Data records:
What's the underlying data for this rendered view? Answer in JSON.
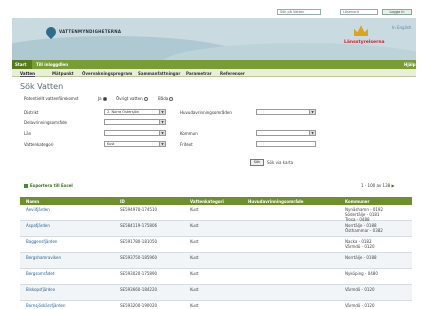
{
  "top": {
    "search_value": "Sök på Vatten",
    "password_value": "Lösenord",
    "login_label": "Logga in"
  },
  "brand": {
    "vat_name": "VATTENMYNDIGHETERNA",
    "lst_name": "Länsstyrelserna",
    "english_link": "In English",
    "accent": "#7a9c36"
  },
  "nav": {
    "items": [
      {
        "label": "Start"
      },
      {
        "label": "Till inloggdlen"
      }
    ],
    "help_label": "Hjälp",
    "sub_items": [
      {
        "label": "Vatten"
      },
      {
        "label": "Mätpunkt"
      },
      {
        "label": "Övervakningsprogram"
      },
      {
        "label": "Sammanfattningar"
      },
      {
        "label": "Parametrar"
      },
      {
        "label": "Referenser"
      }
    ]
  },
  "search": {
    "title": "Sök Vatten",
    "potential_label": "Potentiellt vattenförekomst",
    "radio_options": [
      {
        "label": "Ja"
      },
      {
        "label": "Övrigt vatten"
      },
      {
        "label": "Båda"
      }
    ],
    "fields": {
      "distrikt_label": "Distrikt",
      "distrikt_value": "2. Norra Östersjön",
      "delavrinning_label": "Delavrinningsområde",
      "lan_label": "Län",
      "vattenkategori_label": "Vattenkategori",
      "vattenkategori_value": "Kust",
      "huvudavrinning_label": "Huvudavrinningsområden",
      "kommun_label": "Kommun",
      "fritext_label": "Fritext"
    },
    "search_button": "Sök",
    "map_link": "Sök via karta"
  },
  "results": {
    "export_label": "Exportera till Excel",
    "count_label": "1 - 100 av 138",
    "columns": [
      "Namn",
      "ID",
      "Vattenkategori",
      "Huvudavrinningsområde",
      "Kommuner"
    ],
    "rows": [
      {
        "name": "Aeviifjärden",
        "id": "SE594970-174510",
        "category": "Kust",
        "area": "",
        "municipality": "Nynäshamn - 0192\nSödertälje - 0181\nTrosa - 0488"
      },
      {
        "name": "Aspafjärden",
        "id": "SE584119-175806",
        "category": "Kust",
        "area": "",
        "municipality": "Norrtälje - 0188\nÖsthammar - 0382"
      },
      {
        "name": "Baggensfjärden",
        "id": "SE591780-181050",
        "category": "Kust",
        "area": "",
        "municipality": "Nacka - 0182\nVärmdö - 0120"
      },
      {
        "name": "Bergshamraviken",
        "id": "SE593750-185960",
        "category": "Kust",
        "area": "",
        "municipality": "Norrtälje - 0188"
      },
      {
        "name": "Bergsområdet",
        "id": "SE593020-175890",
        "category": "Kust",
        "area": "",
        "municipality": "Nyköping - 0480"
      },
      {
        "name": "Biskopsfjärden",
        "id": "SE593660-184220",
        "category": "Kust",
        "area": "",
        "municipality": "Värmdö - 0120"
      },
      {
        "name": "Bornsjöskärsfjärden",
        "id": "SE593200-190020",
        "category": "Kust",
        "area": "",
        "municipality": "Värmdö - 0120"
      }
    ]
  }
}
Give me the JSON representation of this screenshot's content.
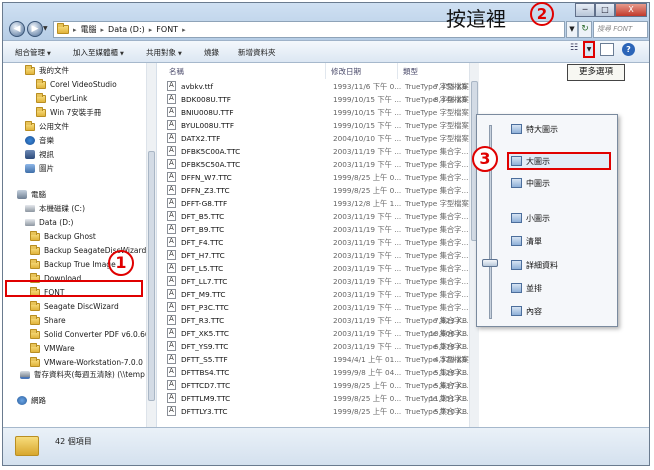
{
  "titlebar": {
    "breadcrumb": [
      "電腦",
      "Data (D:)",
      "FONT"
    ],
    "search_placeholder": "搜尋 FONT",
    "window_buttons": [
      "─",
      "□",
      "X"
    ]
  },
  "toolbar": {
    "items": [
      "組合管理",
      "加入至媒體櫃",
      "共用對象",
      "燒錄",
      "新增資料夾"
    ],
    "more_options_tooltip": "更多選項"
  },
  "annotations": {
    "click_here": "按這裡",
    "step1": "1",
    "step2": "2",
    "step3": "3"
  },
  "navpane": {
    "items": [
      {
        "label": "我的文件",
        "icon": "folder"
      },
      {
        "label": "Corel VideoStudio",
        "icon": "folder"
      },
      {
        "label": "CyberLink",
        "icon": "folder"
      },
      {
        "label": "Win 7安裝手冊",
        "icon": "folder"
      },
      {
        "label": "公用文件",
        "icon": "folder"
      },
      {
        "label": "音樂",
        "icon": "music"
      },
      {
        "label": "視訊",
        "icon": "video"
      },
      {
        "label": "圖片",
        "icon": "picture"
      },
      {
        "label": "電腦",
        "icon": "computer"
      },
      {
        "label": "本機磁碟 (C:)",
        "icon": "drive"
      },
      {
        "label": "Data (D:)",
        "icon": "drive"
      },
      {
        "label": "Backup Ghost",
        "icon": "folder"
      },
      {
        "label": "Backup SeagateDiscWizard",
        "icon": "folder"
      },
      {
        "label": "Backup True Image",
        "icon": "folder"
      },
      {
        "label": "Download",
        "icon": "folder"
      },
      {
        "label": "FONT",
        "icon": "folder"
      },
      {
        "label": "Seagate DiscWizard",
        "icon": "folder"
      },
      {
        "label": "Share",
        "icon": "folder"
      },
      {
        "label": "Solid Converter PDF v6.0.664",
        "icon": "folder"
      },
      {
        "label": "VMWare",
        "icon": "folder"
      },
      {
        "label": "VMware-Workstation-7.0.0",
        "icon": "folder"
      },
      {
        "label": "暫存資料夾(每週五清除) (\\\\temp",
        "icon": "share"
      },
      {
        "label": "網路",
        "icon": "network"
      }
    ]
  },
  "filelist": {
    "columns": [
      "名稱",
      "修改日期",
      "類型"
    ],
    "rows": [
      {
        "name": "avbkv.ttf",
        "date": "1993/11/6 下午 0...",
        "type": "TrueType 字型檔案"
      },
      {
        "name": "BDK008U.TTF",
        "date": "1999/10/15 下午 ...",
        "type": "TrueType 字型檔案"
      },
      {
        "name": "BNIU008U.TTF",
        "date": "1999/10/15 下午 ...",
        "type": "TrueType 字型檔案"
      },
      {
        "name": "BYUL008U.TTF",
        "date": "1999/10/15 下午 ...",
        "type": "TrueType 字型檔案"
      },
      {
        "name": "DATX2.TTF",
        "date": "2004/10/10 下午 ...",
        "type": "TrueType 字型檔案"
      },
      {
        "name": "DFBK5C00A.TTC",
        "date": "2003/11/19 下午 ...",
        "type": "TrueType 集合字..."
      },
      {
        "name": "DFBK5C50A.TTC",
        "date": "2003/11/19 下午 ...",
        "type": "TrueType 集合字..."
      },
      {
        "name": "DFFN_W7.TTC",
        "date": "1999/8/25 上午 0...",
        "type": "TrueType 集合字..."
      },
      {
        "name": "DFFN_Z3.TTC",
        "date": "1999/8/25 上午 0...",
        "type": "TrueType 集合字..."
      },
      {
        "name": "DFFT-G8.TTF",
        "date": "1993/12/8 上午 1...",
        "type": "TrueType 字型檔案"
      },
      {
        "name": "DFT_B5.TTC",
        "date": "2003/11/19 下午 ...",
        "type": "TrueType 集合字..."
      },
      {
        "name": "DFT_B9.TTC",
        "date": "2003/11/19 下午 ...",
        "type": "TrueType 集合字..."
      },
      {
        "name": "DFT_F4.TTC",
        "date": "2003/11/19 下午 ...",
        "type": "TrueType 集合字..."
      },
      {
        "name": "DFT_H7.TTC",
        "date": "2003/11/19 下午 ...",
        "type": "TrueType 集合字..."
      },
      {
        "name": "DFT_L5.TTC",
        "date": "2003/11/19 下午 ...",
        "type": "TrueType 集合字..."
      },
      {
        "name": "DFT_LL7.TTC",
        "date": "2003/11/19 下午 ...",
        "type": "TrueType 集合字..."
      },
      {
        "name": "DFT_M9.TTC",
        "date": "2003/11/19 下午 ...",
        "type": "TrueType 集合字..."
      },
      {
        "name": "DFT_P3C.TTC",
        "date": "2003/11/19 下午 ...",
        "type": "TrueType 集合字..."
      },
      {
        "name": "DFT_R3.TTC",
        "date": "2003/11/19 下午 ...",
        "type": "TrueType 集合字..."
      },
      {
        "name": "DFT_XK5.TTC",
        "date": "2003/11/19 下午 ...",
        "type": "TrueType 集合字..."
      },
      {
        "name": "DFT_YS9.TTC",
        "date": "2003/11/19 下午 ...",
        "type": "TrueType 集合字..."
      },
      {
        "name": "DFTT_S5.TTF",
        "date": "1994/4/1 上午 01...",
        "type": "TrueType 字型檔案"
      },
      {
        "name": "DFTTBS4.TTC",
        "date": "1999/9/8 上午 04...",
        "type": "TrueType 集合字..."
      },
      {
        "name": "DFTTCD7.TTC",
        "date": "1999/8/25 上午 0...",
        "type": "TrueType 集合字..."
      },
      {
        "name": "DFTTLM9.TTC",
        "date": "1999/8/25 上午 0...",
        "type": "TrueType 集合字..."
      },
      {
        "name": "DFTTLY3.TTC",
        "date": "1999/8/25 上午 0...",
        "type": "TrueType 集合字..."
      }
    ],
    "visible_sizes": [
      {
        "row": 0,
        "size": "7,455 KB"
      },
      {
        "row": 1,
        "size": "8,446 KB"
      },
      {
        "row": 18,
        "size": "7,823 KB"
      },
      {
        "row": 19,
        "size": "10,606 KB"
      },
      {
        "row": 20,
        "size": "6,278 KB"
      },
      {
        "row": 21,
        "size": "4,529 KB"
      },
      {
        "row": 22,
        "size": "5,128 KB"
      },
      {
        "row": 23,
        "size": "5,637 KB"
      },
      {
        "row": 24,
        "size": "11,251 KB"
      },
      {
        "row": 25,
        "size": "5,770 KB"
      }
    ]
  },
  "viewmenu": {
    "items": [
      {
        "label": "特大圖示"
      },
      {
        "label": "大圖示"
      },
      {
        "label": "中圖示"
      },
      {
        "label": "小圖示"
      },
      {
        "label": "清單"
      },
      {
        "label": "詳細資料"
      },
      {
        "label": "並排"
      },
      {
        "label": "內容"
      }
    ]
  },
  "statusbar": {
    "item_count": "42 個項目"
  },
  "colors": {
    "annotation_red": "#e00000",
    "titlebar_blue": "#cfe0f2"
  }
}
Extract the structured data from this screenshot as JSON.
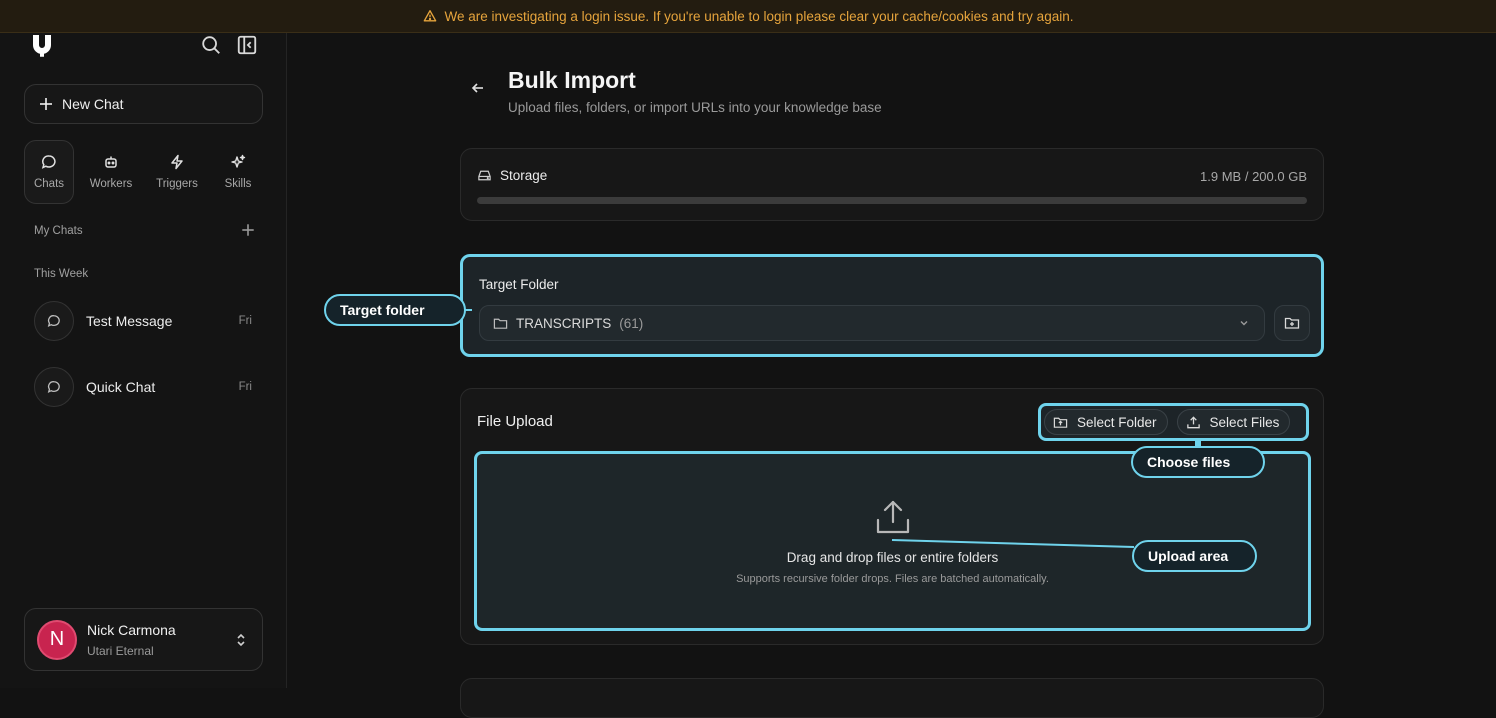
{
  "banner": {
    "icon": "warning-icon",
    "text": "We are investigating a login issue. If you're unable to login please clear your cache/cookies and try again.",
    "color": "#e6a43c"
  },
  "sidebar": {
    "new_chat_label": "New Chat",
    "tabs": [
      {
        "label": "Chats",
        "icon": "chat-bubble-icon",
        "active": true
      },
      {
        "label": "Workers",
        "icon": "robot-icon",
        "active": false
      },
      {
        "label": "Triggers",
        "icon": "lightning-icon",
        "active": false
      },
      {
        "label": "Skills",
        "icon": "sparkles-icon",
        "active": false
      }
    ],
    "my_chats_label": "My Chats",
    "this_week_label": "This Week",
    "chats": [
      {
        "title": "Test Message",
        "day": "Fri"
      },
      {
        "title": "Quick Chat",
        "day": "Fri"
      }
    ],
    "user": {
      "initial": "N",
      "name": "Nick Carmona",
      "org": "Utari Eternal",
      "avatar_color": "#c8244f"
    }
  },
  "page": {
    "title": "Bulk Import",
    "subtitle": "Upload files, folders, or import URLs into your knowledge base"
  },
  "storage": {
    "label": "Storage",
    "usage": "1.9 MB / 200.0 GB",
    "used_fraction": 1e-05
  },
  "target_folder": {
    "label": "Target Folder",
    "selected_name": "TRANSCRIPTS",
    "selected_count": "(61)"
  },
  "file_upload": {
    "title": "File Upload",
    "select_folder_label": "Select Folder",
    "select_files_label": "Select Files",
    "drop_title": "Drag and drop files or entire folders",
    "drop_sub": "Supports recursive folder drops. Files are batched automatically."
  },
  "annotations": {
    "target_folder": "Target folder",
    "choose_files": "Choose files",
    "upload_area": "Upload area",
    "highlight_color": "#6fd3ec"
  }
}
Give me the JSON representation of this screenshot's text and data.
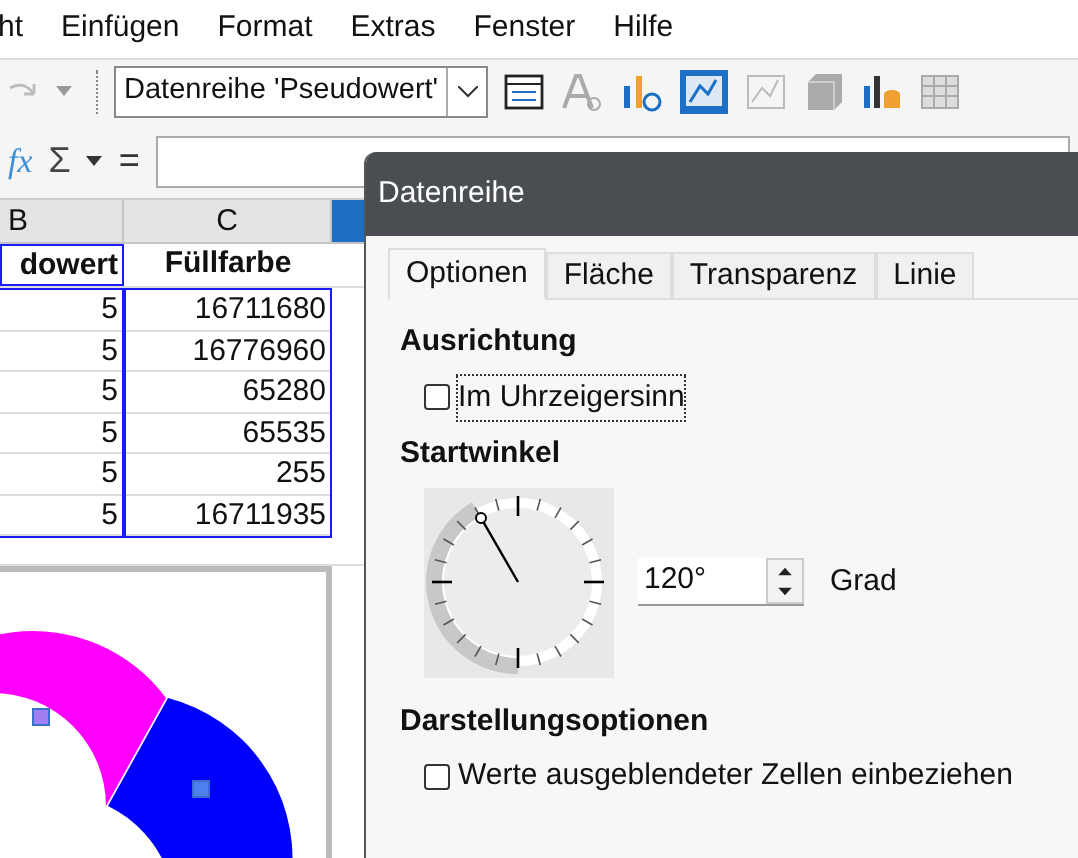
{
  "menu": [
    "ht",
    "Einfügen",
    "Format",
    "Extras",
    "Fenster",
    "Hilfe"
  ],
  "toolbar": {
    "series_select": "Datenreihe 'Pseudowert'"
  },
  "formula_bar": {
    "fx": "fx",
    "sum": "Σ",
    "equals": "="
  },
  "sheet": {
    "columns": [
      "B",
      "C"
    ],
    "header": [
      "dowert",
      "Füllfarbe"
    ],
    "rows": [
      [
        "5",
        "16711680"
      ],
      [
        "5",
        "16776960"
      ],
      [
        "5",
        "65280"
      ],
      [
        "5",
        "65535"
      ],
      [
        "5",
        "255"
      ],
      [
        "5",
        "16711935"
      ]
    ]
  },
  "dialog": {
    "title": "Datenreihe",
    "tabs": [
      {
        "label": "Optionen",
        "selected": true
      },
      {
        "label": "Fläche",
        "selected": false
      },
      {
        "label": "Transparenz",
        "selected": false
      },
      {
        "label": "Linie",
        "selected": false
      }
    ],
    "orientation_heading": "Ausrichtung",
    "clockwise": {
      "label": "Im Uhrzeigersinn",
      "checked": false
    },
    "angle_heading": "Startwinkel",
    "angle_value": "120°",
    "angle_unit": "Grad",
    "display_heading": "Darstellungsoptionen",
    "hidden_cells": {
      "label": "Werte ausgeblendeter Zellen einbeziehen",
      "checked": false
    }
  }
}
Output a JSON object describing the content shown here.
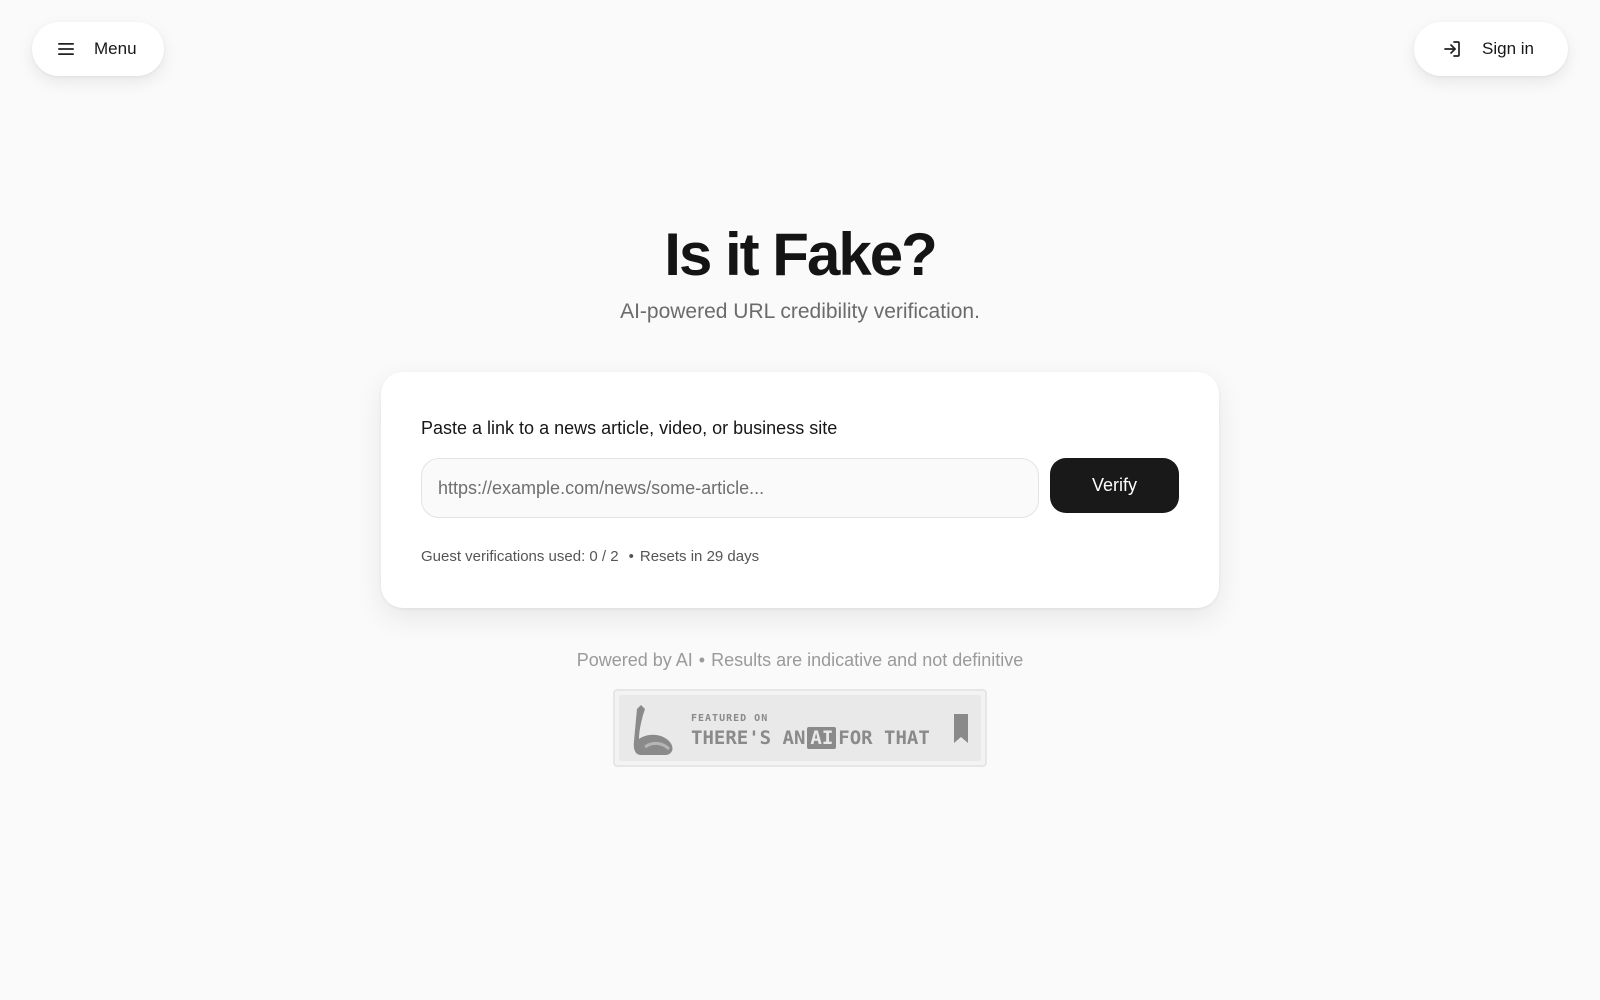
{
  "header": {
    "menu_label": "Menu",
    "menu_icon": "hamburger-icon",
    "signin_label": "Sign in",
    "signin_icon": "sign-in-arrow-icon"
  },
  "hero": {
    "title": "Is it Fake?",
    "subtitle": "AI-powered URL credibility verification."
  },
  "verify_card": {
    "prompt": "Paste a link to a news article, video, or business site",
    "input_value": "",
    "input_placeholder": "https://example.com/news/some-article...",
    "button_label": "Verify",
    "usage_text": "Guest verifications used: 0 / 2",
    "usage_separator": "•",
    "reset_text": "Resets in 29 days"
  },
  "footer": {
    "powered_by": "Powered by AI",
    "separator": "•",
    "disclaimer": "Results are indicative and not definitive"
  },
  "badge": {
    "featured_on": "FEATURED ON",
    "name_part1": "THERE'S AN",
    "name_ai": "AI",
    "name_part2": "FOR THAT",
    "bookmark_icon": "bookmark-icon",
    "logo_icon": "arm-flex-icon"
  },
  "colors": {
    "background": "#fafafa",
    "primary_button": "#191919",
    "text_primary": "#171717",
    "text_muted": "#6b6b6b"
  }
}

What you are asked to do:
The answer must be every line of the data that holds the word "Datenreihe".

Task response:
    "series_select": "Datenreihe 'Pseudowert'"
    "title": "Datenreihe",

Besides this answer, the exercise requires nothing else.